Seeking a night of Zzz’s? We asked Mahaley Patel, Certified Pediatric Sleep Consultant for her tips on how to get through the night.
Hi! I’m Mahaley Patel, and if you are here because your child is not sleeping well, I am so glad you found me. A little over two years ago, I had my daughter. By the time my daughter was two, we had taken 21 flights with her. Yes, you heard that right. I get asked all the time by friends and clients for travel tips, so here they are!
1. When possible, give your child their own sleeping space.
We will often opt for a less expensive hotel or an Airbnb so that we can get a suite or a two-bedroom apartment when we travel. Another great thing about Airbnb’s is that you can have your own kitchen, which makes life with babies and toddlers so much easier, and it’s a great way to save on eating out.
2. Make the sleep environment as familiar as possible.
Whatever your child typically sleeps with, bring it. Make the room as dark and quiet as possible and bring your white noise machine. This is also when having a bedtime routine comes in handy because it’s a great way to cue your child that it’s time to sleep even though they are not in their typical environment.
3. Time change.
If you are traveling for just a few days, you may find it easier to keep your child on their regular schedule and time zone. You can do this by making the room as dark as possible to prevent sunlight from creeping in. They make travel blackout curtains, but foil and tape work great too. Just ask my parents and in-laws about all the times we have foiled their windows! If your trip is longer than a week, avoiding the time change will be much harder to do. Your child will start to adjust to the new time due to the sunlight. Let them adjust as best as you can and try and go with the flow. When you return home, try to wake them up at their normal time or put them to bed at their normal time. Avoid letting them take extra-long naps when they get home so that they can go to bed at their usual time. They may be overtired for a few days, but they will get back on track. The more time you can spend outside in the sun, the quicker they will adjust. On average, it takes about one to two days per hour to adjust to the new time zone.
4. Avoid bad habits.
If you’ve recently stopped feeding at night, avoid the temptation to feed if your child wakes up while traveling. If sleep gets off track go back to your original routine as soon as you get home. Avoid bringing new habits home with you!
5. Do your best and relax.
Sleep may not be as great as it is at home, but that’s okay.

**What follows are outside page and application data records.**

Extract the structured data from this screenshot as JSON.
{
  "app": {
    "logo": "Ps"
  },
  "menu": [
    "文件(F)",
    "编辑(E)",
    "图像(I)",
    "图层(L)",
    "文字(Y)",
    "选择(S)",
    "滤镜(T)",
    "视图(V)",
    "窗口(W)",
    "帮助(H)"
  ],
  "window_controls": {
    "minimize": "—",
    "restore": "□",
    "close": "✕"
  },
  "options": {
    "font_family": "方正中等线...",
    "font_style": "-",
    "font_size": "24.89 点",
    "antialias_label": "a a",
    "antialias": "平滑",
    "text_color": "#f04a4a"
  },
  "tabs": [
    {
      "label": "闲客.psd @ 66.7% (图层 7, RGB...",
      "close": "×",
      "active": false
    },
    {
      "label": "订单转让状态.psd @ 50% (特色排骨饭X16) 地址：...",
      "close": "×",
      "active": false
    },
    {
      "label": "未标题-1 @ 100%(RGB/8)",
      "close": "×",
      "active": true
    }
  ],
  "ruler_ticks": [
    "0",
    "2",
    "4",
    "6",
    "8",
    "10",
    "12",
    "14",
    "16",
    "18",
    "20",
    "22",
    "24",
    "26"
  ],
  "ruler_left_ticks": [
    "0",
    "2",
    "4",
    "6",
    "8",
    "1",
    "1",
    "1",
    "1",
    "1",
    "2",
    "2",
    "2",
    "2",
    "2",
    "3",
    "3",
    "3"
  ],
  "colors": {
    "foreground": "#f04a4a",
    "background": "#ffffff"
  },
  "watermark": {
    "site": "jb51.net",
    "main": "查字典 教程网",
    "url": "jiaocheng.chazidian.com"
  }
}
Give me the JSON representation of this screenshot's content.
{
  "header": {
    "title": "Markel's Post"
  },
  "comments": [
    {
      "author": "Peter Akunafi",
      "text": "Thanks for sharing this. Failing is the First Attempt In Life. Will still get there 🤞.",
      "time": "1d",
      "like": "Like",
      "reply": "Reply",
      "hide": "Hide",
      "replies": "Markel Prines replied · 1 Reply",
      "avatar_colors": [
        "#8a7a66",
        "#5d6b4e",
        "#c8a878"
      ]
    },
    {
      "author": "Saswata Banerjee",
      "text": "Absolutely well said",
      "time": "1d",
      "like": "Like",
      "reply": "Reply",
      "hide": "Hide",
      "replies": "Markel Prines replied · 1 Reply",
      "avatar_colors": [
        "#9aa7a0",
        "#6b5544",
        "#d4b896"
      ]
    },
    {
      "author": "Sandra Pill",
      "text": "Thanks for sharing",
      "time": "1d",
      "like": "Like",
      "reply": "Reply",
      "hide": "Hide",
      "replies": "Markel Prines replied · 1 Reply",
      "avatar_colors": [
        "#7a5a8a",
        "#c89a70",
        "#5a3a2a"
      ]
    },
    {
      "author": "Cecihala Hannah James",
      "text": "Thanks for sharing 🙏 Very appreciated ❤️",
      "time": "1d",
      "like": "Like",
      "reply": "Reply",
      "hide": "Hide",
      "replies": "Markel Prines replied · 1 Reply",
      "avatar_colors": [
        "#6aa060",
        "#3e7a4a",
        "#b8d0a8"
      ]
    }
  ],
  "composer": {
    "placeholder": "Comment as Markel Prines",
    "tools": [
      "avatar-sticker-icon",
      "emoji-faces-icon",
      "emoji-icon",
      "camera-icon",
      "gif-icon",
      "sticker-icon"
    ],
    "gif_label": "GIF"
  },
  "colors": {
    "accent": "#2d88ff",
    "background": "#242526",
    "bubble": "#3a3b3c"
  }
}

Your child will get back on track, and all is not lost. If you need to do stroller naps while you’re out and about, that’s ok. Do the best you can and remember if it’s a bad nap day you can always compensate with an earlier bedtime. Most of all, enjoy your trip and make great memories!
About the author
I’m Mahaley Patel. I am originally from Atlanta, Georgia, and I currently reside in Los Angeles, California. I became certified as a Pediatric Sleep Consultant through the Family Sleep Institute. I am currently a Marriage & Family Therapist, Trainee, specializing in working with new moms. My best role is as a mother to my three-year-old daughter, Amelie, my thirteen-year-old Boxer, Coco, and as a wife to my husband, Ravi Patel. You can learn more about me and my services on my site, Mahaley Patel.